**Items listed in a dataset:**
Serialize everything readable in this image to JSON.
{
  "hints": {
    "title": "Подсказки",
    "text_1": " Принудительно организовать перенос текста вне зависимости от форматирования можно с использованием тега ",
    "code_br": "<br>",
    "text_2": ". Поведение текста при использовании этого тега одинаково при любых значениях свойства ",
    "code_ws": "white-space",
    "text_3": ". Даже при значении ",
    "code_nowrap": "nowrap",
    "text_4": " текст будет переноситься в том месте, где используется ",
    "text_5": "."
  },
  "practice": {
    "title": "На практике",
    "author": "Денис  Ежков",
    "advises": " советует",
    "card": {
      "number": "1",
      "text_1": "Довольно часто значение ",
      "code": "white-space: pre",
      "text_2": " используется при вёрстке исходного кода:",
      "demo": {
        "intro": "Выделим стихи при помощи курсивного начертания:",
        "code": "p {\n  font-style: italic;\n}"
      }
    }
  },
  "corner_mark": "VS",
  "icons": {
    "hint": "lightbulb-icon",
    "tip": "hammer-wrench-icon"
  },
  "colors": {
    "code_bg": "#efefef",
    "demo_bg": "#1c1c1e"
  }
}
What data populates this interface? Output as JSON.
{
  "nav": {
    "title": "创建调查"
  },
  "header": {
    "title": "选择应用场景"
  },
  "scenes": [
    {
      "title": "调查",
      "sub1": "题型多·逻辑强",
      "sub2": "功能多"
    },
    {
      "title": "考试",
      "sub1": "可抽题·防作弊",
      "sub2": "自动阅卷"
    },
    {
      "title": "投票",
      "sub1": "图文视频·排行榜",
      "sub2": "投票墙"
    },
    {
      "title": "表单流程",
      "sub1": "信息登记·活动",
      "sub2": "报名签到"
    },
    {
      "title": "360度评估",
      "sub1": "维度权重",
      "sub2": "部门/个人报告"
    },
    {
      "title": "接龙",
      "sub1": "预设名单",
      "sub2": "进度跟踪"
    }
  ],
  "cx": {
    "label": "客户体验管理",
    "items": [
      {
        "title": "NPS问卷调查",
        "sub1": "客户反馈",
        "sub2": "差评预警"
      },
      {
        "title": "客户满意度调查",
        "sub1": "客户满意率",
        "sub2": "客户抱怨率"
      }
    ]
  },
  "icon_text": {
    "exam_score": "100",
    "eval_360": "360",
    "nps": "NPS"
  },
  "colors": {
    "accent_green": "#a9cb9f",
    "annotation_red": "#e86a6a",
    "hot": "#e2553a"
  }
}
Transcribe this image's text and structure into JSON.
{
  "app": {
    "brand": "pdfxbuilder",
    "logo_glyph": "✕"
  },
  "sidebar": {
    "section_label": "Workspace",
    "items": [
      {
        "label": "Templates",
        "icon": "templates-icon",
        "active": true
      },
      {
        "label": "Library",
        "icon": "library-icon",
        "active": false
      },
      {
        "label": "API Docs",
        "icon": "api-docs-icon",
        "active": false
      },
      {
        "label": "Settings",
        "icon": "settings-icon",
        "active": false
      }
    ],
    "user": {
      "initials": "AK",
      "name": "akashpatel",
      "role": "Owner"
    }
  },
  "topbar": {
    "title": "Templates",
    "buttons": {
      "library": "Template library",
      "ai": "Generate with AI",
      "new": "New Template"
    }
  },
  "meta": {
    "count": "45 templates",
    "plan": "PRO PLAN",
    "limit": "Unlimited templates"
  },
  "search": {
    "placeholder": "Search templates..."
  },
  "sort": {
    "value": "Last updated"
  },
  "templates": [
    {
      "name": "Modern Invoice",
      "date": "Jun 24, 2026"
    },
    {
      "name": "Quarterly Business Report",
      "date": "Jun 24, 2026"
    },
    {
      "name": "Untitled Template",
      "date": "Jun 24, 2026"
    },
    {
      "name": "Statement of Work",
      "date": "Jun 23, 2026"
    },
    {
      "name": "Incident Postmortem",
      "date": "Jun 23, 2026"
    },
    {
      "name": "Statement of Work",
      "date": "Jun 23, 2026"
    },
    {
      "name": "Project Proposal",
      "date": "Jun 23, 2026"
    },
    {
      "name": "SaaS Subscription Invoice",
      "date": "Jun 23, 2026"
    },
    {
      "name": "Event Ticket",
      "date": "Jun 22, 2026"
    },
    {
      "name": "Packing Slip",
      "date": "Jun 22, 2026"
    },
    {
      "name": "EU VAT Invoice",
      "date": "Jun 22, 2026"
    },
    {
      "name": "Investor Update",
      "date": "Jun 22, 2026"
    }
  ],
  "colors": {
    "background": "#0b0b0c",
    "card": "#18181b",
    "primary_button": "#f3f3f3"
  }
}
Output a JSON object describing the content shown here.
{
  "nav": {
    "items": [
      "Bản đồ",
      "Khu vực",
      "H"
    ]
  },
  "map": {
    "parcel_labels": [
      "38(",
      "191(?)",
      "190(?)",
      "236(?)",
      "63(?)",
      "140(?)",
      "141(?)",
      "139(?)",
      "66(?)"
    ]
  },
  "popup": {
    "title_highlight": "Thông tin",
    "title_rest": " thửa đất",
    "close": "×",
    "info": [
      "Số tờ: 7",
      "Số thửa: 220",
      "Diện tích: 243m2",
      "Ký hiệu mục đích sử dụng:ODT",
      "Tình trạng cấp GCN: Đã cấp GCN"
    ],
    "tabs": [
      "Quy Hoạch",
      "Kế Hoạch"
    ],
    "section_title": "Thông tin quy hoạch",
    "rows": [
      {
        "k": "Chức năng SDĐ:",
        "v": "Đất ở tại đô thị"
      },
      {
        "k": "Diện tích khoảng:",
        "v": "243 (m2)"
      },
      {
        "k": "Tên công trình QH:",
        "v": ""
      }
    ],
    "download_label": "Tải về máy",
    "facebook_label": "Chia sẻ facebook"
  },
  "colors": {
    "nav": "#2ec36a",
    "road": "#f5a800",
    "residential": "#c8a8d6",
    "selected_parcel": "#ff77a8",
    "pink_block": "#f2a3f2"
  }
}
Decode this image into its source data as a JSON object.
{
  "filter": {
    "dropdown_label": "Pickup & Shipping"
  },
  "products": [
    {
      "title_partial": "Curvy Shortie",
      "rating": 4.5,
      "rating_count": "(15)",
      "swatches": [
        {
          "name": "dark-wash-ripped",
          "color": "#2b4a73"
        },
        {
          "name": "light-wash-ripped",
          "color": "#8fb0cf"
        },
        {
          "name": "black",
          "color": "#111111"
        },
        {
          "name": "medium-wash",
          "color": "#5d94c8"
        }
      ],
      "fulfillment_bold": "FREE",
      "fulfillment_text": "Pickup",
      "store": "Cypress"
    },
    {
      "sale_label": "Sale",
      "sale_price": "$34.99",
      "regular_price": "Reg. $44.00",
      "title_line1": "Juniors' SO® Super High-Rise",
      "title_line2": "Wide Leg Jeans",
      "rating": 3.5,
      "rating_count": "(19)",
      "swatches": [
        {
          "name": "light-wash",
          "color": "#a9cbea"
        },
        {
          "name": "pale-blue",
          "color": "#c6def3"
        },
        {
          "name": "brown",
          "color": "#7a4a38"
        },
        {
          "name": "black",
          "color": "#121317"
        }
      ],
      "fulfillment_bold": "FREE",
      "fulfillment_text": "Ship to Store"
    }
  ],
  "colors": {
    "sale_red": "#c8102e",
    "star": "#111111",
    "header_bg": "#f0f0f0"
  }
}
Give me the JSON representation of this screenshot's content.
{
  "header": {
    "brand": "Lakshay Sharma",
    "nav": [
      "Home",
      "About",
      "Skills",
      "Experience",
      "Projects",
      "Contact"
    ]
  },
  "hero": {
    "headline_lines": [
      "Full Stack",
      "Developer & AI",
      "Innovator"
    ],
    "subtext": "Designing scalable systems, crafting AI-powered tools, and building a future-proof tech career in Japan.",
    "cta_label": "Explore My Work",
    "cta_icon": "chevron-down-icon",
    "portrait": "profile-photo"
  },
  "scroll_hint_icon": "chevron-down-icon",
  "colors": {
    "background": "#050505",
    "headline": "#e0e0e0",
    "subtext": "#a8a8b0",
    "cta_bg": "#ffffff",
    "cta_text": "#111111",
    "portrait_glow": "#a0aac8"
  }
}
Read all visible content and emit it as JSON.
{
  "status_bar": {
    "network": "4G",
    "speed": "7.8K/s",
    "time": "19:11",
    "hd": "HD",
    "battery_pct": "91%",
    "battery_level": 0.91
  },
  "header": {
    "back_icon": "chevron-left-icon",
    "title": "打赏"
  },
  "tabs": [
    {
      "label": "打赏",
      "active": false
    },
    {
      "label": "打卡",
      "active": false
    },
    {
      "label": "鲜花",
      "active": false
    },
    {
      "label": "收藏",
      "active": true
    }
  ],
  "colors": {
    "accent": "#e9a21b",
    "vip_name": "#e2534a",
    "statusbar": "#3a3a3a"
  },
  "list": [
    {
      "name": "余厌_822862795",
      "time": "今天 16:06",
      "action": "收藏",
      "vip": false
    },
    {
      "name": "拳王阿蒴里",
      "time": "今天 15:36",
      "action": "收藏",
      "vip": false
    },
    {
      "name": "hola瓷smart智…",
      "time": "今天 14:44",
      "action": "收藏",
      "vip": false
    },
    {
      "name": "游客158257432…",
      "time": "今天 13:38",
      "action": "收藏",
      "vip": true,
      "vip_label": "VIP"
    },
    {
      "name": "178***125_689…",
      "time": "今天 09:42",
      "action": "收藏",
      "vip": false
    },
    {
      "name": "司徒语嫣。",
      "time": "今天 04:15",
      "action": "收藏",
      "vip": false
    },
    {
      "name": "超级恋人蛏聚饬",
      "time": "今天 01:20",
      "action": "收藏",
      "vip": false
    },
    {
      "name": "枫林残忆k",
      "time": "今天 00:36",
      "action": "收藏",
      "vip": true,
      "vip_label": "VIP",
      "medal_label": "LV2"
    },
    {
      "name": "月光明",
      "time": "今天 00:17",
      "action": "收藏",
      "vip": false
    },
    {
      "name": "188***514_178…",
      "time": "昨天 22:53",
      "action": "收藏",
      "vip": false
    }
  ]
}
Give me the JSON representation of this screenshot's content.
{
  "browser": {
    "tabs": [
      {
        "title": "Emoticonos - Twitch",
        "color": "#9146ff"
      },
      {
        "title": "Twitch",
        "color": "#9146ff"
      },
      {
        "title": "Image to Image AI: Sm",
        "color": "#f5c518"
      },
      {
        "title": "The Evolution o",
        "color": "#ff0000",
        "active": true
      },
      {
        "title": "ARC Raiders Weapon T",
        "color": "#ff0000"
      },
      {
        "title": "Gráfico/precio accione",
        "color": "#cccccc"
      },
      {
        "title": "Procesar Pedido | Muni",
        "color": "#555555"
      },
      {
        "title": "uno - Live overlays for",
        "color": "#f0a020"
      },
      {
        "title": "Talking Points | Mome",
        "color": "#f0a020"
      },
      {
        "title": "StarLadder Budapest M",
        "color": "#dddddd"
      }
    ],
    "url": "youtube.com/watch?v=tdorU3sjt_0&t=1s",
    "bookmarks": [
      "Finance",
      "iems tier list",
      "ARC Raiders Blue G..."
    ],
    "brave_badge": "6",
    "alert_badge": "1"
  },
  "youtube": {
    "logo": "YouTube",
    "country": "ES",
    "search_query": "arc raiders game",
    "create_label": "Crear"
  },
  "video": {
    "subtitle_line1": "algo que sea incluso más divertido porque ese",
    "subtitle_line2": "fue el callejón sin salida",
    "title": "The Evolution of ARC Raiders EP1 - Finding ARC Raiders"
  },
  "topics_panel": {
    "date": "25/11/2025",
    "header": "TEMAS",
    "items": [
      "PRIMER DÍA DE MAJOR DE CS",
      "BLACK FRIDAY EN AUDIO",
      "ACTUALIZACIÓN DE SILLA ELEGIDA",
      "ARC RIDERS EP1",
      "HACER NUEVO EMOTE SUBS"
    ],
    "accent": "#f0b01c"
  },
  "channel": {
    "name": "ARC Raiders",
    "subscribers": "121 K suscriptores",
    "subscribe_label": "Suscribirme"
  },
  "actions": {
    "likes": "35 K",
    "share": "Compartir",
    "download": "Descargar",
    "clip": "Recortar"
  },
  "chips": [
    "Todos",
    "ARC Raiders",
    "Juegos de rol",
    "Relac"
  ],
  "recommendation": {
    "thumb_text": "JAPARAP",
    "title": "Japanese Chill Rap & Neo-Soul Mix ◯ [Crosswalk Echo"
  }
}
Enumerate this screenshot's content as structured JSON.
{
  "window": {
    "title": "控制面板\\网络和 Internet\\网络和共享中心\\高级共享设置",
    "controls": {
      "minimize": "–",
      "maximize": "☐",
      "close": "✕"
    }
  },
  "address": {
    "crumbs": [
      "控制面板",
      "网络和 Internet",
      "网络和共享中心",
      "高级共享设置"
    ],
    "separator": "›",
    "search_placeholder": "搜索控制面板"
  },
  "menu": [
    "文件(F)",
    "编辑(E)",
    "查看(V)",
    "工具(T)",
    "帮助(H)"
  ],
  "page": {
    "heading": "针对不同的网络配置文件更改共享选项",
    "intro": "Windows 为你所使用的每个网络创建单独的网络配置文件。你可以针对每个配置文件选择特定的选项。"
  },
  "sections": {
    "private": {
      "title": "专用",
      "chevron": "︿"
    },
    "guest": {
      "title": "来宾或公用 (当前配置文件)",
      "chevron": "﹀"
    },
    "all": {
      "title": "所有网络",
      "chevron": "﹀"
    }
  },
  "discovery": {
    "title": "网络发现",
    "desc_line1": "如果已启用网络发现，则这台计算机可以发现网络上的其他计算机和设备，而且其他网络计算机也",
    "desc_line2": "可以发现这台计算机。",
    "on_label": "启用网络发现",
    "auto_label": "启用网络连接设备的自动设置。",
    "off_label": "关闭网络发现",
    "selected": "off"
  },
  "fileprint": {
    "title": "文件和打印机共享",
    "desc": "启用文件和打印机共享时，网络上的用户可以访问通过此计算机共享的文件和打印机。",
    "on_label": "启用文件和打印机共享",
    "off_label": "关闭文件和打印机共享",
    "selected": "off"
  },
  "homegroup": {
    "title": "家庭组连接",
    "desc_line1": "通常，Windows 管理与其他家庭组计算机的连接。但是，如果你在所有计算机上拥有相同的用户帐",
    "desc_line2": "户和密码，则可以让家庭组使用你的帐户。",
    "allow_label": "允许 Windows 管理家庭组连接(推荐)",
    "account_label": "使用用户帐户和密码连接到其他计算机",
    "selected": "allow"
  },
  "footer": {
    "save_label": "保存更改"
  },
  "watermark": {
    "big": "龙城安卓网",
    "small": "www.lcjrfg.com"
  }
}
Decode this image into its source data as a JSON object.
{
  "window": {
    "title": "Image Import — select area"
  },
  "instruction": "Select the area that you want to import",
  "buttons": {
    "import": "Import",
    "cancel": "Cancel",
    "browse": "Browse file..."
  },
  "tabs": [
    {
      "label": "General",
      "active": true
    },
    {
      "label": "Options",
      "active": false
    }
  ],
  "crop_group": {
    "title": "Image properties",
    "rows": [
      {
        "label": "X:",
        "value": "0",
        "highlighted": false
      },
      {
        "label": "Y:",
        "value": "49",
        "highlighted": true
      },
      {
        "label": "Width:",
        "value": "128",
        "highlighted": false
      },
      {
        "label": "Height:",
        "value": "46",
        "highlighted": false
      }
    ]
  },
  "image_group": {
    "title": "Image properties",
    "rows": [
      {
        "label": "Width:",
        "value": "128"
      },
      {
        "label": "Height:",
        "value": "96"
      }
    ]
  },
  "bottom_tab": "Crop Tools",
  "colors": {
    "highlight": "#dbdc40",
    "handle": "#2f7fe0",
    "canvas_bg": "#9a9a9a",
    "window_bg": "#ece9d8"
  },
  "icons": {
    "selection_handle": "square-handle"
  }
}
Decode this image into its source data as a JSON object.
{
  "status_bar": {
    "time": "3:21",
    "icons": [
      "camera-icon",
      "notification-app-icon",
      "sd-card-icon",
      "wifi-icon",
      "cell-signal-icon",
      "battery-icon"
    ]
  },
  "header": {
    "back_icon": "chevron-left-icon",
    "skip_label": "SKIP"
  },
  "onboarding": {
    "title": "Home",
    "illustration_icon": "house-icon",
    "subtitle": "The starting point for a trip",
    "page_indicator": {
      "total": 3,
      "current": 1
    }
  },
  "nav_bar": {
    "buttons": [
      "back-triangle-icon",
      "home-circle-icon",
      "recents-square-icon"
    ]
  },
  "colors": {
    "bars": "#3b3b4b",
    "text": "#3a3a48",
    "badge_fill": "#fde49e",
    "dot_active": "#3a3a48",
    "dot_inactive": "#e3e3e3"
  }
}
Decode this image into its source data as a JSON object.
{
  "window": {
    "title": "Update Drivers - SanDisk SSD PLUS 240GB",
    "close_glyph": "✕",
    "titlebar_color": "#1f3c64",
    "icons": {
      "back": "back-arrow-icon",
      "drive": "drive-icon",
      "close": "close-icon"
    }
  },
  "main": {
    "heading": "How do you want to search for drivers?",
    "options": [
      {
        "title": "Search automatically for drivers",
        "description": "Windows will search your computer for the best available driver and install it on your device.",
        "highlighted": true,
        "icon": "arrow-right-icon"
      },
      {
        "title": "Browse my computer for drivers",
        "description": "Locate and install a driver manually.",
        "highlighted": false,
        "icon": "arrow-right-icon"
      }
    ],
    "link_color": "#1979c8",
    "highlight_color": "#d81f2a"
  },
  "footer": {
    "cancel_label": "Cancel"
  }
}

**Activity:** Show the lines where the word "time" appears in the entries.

**Output:**
    "time": "19:11",
      "time": "今天 16:06",
      "time": "今天 15:36",
      "time": "今天 14:44",
      "time": "今天 13:38",
      "time": "今天 09:42",
      "time": "今天 04:15",
      "time": "今天 01:20",
      "time": "今天 00:36",
      "time": "今天 00:17",
      "time": "昨天 22:53",
    "time": "3:21",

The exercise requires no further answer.